Attachment and Exploration: The Toddler Years

As your young infant grows and becomes more mobile, a wonderful and complex event takes place—the world begins to expand immeasurably. No longer is your baby confined to spaces in which she could only scoot, crawl, or wiggle! As she masters her balance and learns to walk, she transforms into a little explorer. Much to your chagrin, she hurries off to investigate new areas that were once out of her reach. And although you may try desperately to contain your toddler’s enthusiasm, making attempts to keep things out of reach or out of sight, your little one is driven to continue her search and discovery mission!
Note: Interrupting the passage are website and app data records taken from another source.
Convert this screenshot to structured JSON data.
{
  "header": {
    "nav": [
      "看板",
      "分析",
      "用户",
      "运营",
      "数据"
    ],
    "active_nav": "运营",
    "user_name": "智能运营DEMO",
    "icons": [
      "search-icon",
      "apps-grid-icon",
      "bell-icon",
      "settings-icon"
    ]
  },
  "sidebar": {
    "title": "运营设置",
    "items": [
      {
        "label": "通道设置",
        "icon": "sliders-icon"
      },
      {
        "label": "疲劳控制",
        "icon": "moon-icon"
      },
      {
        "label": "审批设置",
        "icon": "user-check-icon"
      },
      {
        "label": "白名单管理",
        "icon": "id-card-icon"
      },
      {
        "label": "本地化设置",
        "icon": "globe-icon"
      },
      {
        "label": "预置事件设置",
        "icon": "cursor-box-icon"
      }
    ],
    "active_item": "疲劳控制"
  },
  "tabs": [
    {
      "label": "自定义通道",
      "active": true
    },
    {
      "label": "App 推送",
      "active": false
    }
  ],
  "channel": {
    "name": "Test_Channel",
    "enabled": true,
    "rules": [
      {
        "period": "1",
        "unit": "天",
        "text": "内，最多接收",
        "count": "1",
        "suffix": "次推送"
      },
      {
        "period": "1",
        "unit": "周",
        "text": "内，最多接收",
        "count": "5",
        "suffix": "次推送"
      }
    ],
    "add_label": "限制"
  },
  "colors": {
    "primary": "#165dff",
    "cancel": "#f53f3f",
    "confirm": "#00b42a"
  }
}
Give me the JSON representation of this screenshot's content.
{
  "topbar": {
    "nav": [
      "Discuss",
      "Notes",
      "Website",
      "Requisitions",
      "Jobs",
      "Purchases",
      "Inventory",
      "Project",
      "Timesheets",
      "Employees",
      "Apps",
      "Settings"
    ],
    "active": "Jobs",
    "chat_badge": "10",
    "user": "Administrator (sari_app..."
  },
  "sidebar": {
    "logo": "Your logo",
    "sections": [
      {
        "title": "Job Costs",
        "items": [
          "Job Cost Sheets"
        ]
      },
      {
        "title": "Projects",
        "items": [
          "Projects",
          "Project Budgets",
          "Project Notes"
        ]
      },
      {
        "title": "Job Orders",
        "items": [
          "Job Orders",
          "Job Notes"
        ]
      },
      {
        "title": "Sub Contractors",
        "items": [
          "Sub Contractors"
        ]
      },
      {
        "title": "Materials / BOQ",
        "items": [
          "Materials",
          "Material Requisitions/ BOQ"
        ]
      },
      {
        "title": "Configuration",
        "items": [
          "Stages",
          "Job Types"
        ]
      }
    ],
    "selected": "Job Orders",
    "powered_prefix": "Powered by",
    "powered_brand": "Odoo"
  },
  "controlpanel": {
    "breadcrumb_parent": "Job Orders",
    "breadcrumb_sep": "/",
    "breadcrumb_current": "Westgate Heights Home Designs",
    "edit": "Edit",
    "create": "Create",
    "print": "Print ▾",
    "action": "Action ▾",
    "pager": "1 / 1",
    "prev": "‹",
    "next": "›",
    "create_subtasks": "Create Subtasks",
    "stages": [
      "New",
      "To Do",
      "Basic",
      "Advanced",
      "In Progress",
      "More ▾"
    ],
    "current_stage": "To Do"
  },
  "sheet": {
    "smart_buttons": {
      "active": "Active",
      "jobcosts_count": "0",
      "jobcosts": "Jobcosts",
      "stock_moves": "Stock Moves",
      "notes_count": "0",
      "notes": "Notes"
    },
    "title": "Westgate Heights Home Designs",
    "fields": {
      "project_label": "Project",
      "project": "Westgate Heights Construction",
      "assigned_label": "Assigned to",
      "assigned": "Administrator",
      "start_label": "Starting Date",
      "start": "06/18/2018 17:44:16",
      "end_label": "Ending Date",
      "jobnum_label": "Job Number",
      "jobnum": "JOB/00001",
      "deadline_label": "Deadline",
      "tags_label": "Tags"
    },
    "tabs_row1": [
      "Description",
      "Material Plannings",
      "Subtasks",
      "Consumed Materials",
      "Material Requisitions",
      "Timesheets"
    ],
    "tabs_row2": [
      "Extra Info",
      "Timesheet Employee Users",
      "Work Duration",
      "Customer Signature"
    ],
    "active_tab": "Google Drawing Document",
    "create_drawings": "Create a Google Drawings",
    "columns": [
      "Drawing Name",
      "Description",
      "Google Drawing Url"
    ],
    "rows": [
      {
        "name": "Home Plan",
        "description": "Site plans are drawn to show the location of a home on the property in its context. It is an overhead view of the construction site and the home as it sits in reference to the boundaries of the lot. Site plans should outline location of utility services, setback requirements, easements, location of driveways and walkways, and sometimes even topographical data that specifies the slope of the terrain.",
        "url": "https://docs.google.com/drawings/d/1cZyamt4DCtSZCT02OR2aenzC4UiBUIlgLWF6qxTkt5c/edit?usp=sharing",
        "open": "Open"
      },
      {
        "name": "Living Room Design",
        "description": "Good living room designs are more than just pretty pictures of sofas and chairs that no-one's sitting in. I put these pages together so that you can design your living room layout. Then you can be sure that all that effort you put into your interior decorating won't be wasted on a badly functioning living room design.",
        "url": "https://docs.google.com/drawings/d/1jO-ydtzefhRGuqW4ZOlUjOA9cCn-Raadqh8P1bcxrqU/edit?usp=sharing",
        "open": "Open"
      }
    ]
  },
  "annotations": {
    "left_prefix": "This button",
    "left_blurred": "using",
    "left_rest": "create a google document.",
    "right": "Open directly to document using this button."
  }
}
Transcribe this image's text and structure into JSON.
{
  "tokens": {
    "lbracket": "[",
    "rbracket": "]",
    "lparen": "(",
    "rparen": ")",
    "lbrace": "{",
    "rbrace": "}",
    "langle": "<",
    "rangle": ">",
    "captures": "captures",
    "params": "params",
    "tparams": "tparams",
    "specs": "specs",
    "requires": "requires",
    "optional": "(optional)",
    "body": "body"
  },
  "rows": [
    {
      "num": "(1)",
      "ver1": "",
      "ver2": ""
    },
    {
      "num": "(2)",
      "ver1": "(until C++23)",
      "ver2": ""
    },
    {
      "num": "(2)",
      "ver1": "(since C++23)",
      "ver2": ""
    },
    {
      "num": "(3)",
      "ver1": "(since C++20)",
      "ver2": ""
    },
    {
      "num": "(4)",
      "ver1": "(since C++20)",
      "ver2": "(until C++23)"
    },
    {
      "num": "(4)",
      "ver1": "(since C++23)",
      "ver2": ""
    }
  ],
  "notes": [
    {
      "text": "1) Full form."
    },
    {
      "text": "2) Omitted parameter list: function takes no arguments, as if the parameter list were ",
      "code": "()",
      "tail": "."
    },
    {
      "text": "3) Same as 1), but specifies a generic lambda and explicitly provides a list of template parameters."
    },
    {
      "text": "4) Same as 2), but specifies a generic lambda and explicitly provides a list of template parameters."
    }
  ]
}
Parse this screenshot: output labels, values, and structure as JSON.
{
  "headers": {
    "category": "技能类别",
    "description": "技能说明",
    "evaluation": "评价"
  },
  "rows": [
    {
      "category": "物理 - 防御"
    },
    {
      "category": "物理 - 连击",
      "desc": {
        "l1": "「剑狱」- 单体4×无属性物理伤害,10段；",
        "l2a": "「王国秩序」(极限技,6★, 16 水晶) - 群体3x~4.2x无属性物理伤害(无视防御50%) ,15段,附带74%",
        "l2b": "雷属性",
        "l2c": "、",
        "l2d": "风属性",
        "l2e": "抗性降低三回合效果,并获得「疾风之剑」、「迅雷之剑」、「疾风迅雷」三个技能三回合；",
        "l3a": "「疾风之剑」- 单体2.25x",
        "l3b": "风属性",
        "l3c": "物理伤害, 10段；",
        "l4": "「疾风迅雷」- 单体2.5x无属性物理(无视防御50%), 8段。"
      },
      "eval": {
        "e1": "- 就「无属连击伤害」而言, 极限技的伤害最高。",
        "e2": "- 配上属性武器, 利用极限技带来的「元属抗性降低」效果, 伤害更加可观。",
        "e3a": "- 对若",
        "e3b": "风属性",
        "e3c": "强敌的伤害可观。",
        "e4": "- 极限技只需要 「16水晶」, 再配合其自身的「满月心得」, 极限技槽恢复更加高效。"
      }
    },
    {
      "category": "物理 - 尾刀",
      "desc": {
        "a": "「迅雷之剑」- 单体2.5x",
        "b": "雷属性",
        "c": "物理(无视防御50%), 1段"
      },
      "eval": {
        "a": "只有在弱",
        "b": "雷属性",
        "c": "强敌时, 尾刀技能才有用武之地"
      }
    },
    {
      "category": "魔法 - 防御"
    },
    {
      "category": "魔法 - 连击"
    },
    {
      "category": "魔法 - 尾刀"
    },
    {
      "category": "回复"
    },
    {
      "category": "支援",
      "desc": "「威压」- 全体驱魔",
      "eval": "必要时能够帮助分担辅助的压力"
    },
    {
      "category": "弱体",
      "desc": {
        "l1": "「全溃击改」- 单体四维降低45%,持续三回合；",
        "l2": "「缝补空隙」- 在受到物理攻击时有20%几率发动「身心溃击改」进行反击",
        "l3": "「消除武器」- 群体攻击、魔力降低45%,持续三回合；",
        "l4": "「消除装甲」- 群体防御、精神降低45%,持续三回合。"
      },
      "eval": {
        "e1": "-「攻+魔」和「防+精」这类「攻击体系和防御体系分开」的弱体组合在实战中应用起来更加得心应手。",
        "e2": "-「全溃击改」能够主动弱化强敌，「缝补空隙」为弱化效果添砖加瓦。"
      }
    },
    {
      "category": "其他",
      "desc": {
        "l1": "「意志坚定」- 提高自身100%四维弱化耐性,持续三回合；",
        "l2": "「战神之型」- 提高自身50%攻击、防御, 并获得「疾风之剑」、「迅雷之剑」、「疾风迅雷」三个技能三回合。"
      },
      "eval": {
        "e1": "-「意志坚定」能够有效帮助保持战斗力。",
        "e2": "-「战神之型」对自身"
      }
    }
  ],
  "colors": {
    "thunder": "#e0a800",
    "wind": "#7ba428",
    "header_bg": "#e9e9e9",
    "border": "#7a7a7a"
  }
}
You may have witnessed your toddler rushing from place to place, laughing and smiling, beaming with confidence, when suddenly, something unexpected happens: A new neighbor walks in, a dog barks from across the street, a door slams loudly. Within moments, your confident explorer is rushing to your side, seeking reassurance and comfort. This wide-open world is thrilling, yet it is also filled with seemingly endless threats and dangers when viewed through the eyes and mind of the young toddler.

In this new, larger world, your toddler’s attachment relationships continue to assert their significance. The willingness to explore his environment, to feel safe and reassured that someone will be there when scared and uncertain, is rooted in the expectations that your young child developed as an infant through attachment.

A secure attachment provides the “home base” from which a child ventures out and explores new environments. This secure base enables the toddler to feel supported, confident, and ready to explore. And, when she becomes scared or uncertain, she knows that she can return to her caregiver where she will receive the warmth and support she needs in order to feel safe, competent, and ready to go out in the world again! Over time, the young child begins to internalize the support and nurturance she receives from this relationship. She develops a sense of competence and an ability to manage her own worries and fears when her parents, her “secure base,” are not immediately available

Links & Resources »

References:
Bowlby, John (1956) “The growth of independence in the young child.” Royal Society of Health Journal, 76, 587-591.

Bowlby, John (1988) A Secure Base: Parent-Child Attachment and Healthy Human Development. London: Routledge.

Lieberman, Alicia (1993) The Emotional Life of the Toddler. New York: Simon and Schuster, Inc.

Accessibility